(Records from a collection)

Start of Block

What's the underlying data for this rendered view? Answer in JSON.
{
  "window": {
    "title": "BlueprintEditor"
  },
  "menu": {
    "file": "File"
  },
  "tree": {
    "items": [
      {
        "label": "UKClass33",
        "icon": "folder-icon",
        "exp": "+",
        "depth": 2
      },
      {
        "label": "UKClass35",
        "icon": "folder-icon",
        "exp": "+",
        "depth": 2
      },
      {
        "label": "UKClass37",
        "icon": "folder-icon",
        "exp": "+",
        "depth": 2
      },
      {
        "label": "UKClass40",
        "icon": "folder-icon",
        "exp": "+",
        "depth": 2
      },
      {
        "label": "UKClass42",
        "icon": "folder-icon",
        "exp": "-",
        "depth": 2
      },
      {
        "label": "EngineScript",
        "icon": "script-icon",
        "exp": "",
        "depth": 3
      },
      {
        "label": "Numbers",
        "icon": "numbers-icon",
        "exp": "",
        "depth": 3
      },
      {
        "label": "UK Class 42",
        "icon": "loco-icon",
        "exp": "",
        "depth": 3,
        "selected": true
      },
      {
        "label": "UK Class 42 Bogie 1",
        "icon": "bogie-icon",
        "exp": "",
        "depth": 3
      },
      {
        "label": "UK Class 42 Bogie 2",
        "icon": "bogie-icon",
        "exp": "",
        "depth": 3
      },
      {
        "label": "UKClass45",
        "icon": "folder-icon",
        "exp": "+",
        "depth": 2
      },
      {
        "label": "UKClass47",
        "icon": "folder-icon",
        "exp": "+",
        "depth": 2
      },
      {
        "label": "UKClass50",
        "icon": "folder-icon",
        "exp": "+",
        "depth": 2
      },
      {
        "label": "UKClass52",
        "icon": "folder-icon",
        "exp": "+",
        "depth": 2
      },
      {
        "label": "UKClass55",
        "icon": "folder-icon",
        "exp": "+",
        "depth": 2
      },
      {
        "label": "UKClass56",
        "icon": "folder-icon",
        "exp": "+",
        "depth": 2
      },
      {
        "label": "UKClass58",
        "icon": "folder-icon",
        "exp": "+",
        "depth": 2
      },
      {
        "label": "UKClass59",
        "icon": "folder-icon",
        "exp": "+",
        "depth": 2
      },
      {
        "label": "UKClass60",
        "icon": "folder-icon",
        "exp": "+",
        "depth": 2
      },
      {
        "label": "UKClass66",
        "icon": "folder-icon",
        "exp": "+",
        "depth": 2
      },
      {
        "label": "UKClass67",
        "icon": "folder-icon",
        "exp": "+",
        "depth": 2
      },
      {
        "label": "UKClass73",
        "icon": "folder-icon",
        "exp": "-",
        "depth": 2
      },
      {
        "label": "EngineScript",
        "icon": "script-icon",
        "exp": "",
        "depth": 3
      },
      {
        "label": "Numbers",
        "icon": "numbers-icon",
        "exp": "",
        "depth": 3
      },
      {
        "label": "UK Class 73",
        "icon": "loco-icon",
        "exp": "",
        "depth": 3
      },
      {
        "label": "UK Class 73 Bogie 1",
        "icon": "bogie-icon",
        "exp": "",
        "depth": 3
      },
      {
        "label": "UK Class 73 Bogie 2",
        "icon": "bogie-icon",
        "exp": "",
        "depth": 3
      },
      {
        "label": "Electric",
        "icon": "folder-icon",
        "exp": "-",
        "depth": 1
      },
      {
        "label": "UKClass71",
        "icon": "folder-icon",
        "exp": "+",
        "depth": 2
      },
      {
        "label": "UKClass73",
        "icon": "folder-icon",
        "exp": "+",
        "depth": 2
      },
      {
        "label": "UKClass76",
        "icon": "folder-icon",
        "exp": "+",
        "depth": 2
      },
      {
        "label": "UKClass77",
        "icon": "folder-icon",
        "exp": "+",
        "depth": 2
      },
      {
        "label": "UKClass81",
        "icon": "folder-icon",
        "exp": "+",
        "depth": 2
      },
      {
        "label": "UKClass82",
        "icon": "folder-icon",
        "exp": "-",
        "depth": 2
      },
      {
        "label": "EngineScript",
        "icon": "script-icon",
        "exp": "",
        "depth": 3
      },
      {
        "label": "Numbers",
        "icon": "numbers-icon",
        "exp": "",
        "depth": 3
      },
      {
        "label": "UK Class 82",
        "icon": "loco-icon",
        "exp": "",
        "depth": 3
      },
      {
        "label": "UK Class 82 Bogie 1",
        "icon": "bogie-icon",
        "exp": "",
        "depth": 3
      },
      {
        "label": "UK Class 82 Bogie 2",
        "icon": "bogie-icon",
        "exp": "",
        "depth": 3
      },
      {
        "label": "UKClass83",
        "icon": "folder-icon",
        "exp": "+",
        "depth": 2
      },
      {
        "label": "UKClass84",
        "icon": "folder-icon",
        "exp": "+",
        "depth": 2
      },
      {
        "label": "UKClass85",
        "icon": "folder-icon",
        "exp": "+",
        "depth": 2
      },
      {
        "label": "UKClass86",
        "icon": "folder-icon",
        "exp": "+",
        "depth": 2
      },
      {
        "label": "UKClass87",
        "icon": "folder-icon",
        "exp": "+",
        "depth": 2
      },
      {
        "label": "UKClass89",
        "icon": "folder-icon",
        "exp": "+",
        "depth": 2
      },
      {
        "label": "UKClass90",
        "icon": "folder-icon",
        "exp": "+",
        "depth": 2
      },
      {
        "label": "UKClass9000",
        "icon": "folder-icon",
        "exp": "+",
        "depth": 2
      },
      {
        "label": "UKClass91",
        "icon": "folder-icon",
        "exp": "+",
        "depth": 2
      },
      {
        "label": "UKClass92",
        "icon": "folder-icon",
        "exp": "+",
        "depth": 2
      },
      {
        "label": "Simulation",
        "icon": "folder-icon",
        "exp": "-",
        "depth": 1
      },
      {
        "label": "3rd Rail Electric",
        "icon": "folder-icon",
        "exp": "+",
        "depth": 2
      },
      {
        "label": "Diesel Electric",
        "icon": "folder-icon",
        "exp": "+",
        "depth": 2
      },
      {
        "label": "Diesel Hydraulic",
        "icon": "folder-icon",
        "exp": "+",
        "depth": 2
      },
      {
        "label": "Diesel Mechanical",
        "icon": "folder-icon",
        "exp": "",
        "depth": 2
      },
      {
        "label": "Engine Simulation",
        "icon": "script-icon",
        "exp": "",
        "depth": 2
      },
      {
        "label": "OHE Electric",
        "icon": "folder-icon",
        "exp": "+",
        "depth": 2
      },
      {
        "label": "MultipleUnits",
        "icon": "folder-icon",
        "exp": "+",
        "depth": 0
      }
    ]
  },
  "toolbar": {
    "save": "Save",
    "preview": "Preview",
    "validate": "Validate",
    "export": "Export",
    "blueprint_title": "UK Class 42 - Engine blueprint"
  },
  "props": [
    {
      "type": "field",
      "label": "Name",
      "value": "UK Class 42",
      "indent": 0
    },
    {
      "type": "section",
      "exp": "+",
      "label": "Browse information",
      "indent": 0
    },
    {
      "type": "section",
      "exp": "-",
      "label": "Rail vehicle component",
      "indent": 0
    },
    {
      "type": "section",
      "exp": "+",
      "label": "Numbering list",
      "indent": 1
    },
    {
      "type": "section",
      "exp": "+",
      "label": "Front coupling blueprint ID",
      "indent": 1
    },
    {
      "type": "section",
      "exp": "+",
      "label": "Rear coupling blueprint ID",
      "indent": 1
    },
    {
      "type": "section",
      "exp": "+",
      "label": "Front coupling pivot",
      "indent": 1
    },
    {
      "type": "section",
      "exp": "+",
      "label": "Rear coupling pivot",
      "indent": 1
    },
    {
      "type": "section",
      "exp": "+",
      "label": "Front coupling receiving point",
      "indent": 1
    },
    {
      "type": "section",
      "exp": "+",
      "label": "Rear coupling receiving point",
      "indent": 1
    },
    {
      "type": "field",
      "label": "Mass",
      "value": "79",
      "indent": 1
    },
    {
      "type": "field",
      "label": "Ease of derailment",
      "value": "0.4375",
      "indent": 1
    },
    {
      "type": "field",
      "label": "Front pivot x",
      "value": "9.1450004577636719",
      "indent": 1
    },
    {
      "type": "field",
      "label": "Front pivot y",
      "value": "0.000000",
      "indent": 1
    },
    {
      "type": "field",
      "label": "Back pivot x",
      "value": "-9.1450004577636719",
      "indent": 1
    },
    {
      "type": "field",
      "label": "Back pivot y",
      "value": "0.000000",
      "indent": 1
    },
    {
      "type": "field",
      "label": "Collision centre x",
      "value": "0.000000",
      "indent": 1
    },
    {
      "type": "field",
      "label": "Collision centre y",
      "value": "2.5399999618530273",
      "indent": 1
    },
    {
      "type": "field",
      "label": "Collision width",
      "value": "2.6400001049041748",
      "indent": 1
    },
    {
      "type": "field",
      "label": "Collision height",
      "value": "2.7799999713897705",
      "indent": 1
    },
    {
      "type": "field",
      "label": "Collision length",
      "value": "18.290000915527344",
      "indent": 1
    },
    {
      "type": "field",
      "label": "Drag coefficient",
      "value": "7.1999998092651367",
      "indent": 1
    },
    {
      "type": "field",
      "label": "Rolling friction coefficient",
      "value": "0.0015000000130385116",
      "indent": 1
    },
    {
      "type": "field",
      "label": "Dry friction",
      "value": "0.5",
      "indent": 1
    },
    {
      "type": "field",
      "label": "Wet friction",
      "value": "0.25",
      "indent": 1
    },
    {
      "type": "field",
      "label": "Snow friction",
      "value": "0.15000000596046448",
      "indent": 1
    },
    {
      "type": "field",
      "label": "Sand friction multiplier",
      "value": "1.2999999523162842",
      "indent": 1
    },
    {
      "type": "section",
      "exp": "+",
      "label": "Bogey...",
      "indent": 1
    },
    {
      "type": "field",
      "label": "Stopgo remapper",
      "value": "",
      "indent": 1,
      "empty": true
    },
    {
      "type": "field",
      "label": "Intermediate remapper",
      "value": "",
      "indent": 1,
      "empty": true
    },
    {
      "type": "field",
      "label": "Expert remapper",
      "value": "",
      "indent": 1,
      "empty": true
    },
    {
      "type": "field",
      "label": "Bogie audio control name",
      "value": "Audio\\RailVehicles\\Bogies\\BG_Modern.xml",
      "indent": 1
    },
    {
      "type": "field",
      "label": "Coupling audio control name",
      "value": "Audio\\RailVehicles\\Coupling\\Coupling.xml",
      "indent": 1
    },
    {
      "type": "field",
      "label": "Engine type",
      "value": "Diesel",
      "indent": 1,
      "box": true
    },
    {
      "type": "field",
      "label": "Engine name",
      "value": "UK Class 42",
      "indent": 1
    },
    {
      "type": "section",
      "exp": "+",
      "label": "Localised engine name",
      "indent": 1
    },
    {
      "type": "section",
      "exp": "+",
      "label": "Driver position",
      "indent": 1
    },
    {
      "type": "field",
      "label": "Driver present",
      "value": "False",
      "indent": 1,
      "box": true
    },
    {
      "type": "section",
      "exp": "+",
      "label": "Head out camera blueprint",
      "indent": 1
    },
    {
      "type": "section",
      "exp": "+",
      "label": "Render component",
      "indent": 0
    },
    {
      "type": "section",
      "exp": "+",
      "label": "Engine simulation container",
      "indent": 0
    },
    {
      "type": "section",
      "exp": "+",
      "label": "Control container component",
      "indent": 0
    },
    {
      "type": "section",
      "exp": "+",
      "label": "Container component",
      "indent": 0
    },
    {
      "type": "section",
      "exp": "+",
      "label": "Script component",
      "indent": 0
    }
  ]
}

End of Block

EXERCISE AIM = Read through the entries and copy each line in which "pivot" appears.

OUTPUT FOR THIS TASK =
      "label": "Front coupling pivot",
      "label": "Rear coupling pivot",
      "label": "Front pivot x",
      "label": "Front pivot y",
      "label": "Back pivot x",
      "label": "Back pivot y",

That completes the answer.